An amphibian, tortoise, (also kurma the second avatara or incarnation of God – which coincides with the second stage of human evolution –the amphibian– according to Charles Darwin) has a normal life-span of 400 to 500 years. Ancient Indian sages were believed to have lived for hundreds of years with breath control and Siddha walking –i.e. walking clockwise on a line drawn as two touching circles in the shape of ‘8’ from north to south for 15 minutes, and anti-clockwise from south to north for the same duration.
Seeing the line and walk exactly on it ensures concentration or focus, keeping out stray thoughts. If it is in sun light it also fulfils the task of daily exposure to Sun for Vitamin D generation.
There are several types of Pranayama. Besides the ‘aalomvilom’ described above, there is ‘Bhramri’ in which the fingers are placed on the eyes lightly, closing them to avoid visual distractions and the two thumbs in two years to shut out distracting sound and the same deep inhaling and exhaling practiced.

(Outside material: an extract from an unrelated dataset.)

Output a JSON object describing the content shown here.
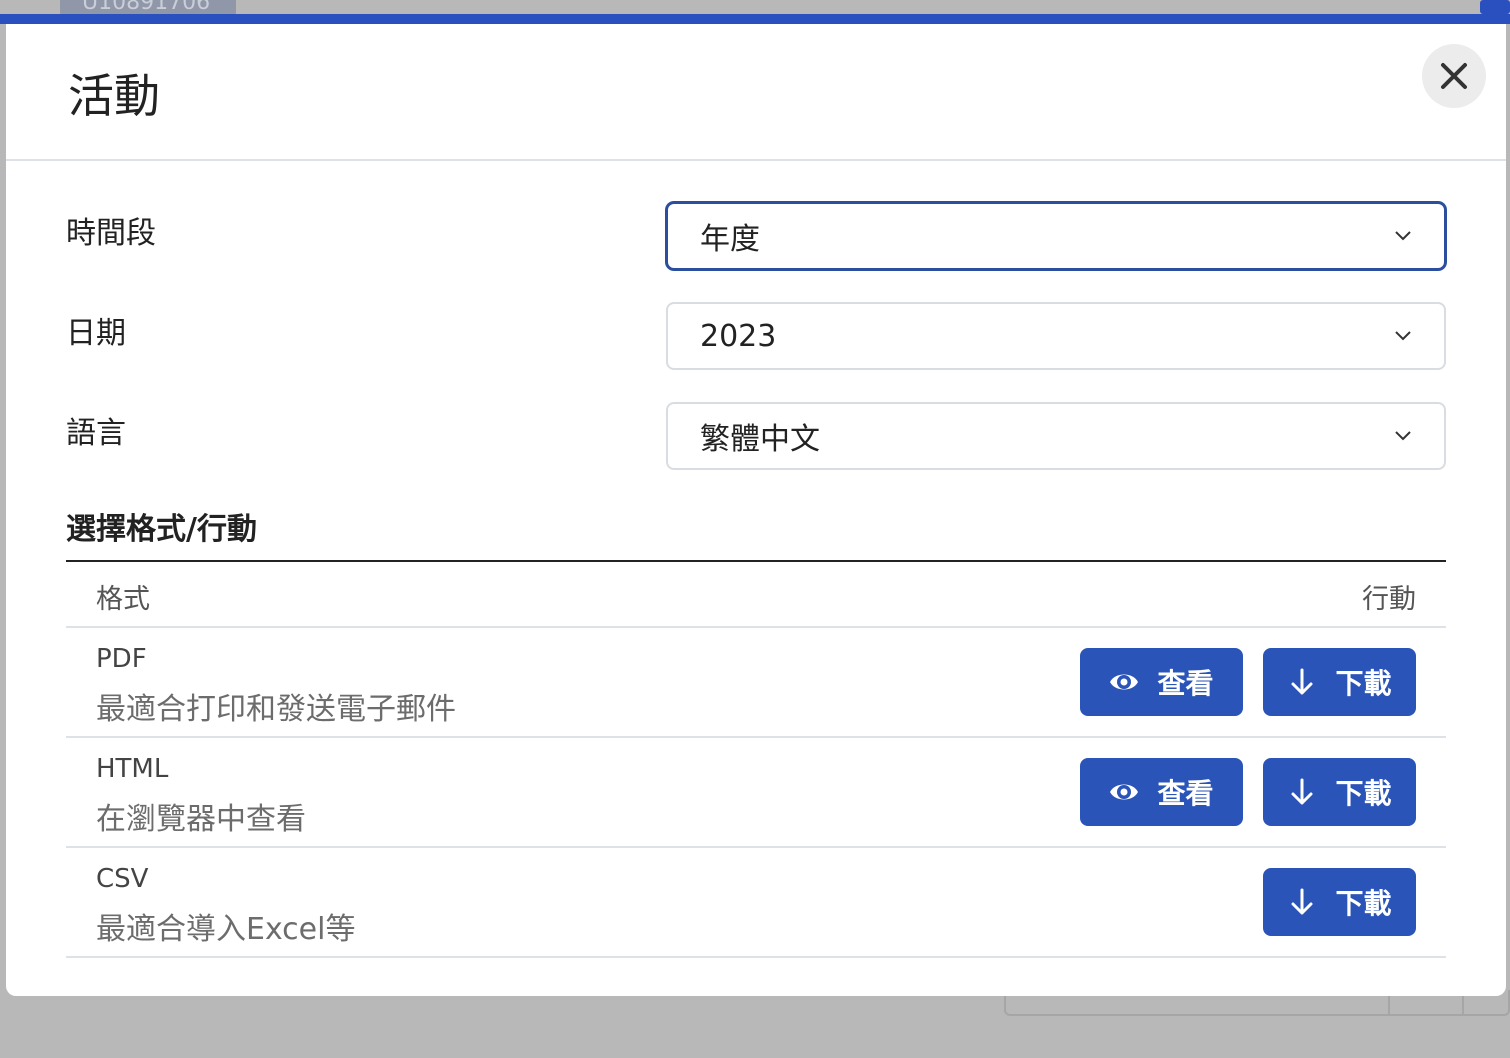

The third, often demonstrated by Ramdev, involves exhaling in a whiff suddenly and moving stomach muscles from side to side, called Kapala Bharati.
It is desirable that the mudras and Pranayama are practiced under the guidance of a Guru or teacher. Sitting in a ‘padmasana’ pose on a yoga mat on the ground is preferred, but as it is not always possible in modern days one can sit on a chair or sofa, but hanging the feet freely without crossing them. Besides activation of ‘Chandra naadi’ in left nostil and ‘suryanaadi’ in right nostril, Pranayaama also reduces the number of breaths per minute, (To be continued) (The author is a veteran journalist and these are extracts that we are reproducing from his E-book)